Seagoville is currently battling one of the most serious COVID-19 outbreaks in the nation—it has the highest number of positive inmates of all the federal prisons. See COVID-19 Cases, https://www.bop.gov/coronavirus/ (last visited July 15, 2020) (949 positive inmate cases at Seagoville FCI). In May, when Defendant's first compassionate release motion was denied, Seagoville did not have a single confirmed COVID-19 case. See Dkt. 86 at 4. As of today, there are almost a thousand confirmed coronavirus cases. See COVID-19 Live Updates: North Texas Prison Has More Cases Than Any Other U.S. Federal Prison, KERA NEWS (last updated July 15, 2020), https://www.keranews.org/post/covid-19-live-updates-north-texas-prison-has-more-cases-any-other-us-federal-prison. Notably, when Defendant filed his renewed motion two weeks ago, there were only 61 reported cases. Alarmingly, "a freezer [has] been installed in the yard." Renewed Mot. at 2. The quadrupling of the COVID-19 numbers at Seagoville plainly reflect that BOP is not undertaking effective, additional emergency measures to slow the spread of the virus at the facility.
As the Government concedes, Defendant "may suffer if he did contract the virus due to his personal medical conditions." Opp. at 10. Indeed, Defendant's hypertension, type 2 diabetes mellitus, and obesity place him at an elevated risk for severe COVID-19 complications. See Coronavirus Disease 2019 (COVID-19), CDC (last updated June 25, 2020), https://www.cdc.gov/coronavirus/2019-ncov/need-extra-precautions/people-with-medical-conditions.html?CDC_AA_refVal=https%3A%2F%2Fwww.cdc.gov%2Fcoronavirus%2F2019-ncov%2Fneed-extra-precautions%2Fgroups-at-higher-risk.html. The critical situation at Seagoville, combined with Defendant's compromised health, constitute "extraordinary and compelling reasons" that justify his immediate release. See United States v. Robinson, 2020 WL 1982872, at *3 (N.D. Cal. Apr. 17, 2020).
For the above reasons, Defendant's motion for compassionate release is GRANTED and the BOP is directed to release Defendant immediately. His sentence of imprisonment is modified to time served. However, the remaining portion of the original term of imprisonment (until August 12, 2021), shall be served as supervised release with the special condition that Defendant shall be subject to home confinement at his mother's home in Fontana, California during this period. Defendant shall then complete the five-year term of supervised release imposed in the original sentence. Upon his release and during his term of home confinement, Defendant will satisfy the 14-day self-quarantine requirement.
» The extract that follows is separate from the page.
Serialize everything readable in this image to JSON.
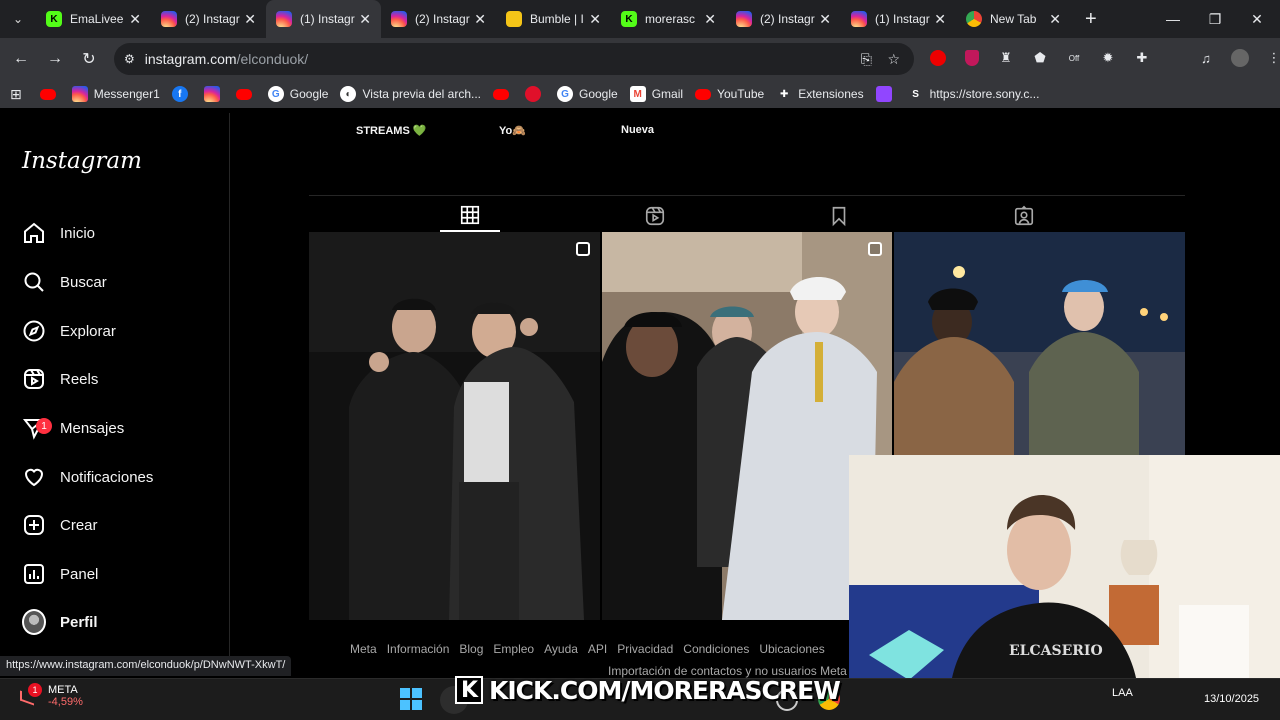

The Government shall serve a copy of this on the Warden at Seagoville Prison.
IT IS SO ORDERED. Dated: July 15, 2020
EDWARD J. DAVILA
United States District Judge